▸ **RECORD SET**
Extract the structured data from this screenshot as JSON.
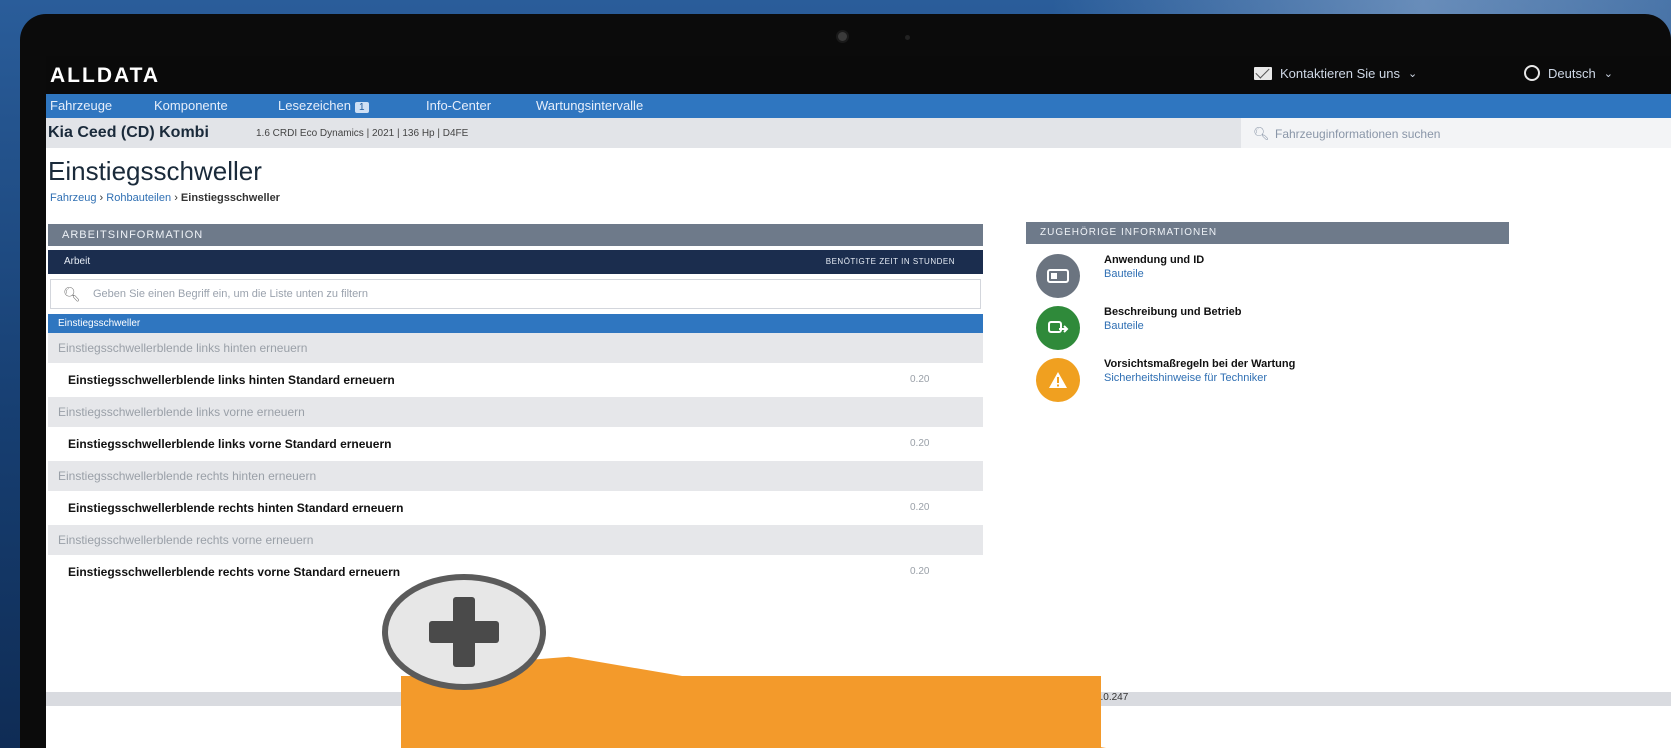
{
  "app": {
    "logo": "ALLDATA"
  },
  "topbar": {
    "contact_label": "Kontaktieren Sie uns",
    "language_label": "Deutsch"
  },
  "nav": {
    "tabs": [
      "Fahrzeuge",
      "Komponente",
      "Lesezeichen",
      "Info-Center",
      "Wartungsintervalle"
    ],
    "bookmark_count": "1"
  },
  "vehicle": {
    "name": "Kia Ceed (CD) Kombi",
    "detail": "1.6 CRDI Eco Dynamics | 2021 | 136 Hp | D4FE"
  },
  "search": {
    "placeholder": "Fahrzeuginformationen suchen"
  },
  "page": {
    "title": "Einstiegsschweller"
  },
  "breadcrumb": {
    "items": [
      "Fahrzeug",
      "Rohbauteilen",
      "Einstiegsschweller"
    ],
    "separator": "›"
  },
  "work_info": {
    "header": "ARBEITSINFORMATION",
    "column_work": "Arbeit",
    "column_time": "BENÖTIGTE ZEIT IN STUNDEN",
    "filter_placeholder": "Geben Sie einen Begriff ein, um die Liste unten zu filtern",
    "section": "Einstiegsschweller",
    "groups": [
      {
        "group": "Einstiegsschwellerblende links hinten erneuern",
        "item": "Einstiegsschwellerblende links hinten Standard erneuern",
        "time": "0.20"
      },
      {
        "group": "Einstiegsschwellerblende links vorne erneuern",
        "item": "Einstiegsschwellerblende links vorne Standard erneuern",
        "time": "0.20"
      },
      {
        "group": "Einstiegsschwellerblende rechts hinten erneuern",
        "item": "Einstiegsschwellerblende rechts hinten Standard erneuern",
        "time": "0.20"
      },
      {
        "group": "Einstiegsschwellerblende rechts vorne erneuern",
        "item": "Einstiegsschwellerblende rechts vorne Standard erneuern",
        "time": "0.20"
      }
    ]
  },
  "related": {
    "header": "ZUGEHÖRIGE INFORMATIONEN",
    "items": [
      {
        "title": "Anwendung und ID",
        "sub": "Bauteile",
        "color": "#6b7480",
        "icon": "id-card-icon"
      },
      {
        "title": "Beschreibung und Betrieb",
        "sub": "Bauteile",
        "color": "#2f8a3a",
        "icon": "gear-car-icon"
      },
      {
        "title": "Vorsichtsmaßregeln bei der Wartung",
        "sub": "Sicherheitshinweise für Techniker",
        "color": "#f0a020",
        "icon": "warning-icon"
      }
    ]
  },
  "footer": {
    "version": "Version: 1.0.247"
  },
  "colors": {
    "accent": "#2f76c0",
    "navy": "#1b2d4e",
    "orange": "#f39a2b"
  }
}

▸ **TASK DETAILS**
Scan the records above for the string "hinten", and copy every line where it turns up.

▸ **RESULT OF THIS EXERCISE**
        "group": "Einstiegsschwellerblende links hinten erneuern",
        "item": "Einstiegsschwellerblende links hinten Standard erneuern",
        "group": "Einstiegsschwellerblende rechts hinten erneuern",
        "item": "Einstiegsschwellerblende rechts hinten Standard erneuern",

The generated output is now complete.